Gut-Brain Connection

The gut-brain connection has gained significant attention in understanding the relationship between nutrition, the gastrointestinal (GI) system, and autism. This section explores the gastrointestinal symptoms experienced by individuals with autism and the role of gut microbiota in this complex connection.

Gastrointestinal Symptoms

It is well-documented that children with autism spectrum disorder (ASD) often experience gastrointestinal (GI) symptoms, such as abdominal pain, diarrhea, and constipation. In fact, studies have reported that 83-91% of individuals with ASD have co-occurring GI symptoms. These symptoms can significantly impact the overall well-being and quality of life of individuals with autism.

Understanding and addressing these GI symptoms is crucial in managing autism effectively. Research suggests that altered gut microbiota in individuals with ASD can influence the immune system and lead to the release of metabolites, indicating a connection between dysbiotic gut microbiota and ASD. The exact mechanisms underlying this relationship are still being explored, but it is clear that the gut-brain connection plays a significant role.

Role of Gut Microbiota

The gut microbiota, the complex community of microorganisms residing in our digestive system, has emerged as a key player in the gut-brain connection.

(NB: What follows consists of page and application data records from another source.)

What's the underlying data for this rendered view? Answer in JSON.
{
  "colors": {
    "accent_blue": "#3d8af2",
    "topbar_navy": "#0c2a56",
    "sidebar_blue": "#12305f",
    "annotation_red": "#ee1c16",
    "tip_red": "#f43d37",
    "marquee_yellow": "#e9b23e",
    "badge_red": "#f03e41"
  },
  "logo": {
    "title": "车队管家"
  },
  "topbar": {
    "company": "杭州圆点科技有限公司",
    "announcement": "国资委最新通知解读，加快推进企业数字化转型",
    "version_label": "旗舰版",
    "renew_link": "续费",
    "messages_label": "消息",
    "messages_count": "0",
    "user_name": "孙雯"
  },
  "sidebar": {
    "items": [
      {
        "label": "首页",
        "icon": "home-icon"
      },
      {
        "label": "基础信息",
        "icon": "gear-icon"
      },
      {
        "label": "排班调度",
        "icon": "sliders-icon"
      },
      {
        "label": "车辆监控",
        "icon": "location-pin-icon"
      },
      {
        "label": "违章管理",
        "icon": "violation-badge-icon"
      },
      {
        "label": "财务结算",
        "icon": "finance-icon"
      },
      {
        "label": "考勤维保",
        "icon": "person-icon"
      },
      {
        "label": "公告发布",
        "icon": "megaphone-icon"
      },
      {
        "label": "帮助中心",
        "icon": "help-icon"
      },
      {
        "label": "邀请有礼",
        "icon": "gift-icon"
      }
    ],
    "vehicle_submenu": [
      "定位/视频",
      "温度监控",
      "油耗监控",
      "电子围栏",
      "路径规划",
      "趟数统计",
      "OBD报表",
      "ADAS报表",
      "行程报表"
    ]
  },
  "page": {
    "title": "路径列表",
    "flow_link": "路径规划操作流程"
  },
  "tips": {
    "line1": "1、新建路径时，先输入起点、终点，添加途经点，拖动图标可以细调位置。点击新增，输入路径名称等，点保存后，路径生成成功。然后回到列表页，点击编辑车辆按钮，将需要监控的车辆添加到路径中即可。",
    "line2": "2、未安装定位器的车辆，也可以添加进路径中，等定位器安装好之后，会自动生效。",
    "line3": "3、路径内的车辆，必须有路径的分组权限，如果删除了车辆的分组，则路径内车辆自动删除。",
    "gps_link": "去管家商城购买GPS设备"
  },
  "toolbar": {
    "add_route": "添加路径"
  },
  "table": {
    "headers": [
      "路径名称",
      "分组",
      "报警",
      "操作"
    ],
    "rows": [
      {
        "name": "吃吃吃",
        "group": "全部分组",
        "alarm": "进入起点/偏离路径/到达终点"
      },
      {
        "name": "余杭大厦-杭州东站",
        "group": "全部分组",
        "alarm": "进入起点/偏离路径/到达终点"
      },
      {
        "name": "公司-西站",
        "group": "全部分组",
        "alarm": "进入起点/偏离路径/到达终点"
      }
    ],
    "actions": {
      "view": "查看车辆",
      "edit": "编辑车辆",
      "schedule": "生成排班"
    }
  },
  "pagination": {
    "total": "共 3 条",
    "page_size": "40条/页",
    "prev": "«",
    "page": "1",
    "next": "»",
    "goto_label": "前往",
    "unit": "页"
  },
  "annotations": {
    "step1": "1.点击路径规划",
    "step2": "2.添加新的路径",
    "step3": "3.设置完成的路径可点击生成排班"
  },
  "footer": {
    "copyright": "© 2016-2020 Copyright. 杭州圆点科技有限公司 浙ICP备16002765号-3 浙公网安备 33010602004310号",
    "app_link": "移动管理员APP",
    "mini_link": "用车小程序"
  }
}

Studies have shown that gut microbiota can influence neurological disorders, including autism, as many individuals with autism experience GI symptoms. Factors such as early colonization, mode of delivery, and antibiotic usage significantly affect the gut microbiome and the onset of autism.

The gut microbiota can communicate with the brain through various mechanisms, including the vagus nerve, stimulation of endocrine cells, immune-mediated signaling, and transport of gut-derived metabolites into the brain. This bidirectional communication between the gut and the brain highlights the importance of maintaining a healthy gut microbiota for overall well-being, including neurological function.

Research in the field of autism and gut microbiota is ongoing, with promising developments. Clinical trials and animal studies have shown changes in neurological function, behavior, and comorbid symptoms of autistic children after rebalancing the composition of the gut microbiota through interventions such as antibiotics, prebiotics, probiotics, or microbiota transfer therapy (MMT). Fecal Microbiota Transplant Therapy (FMT) and Microbiota Transfer Therapy (MTT) have shown promise in alleviating gastrointestinal and neurobehavioral symptoms in children with ASD by rebalancing the gut microbiota.

Understanding the gut-brain connection and the role of gut microbiota in autism is an area of ongoing research. By further exploring this intricate relationship, we can potentially develop targeted interventions and therapies to support the overall health and well-being of individuals with autism.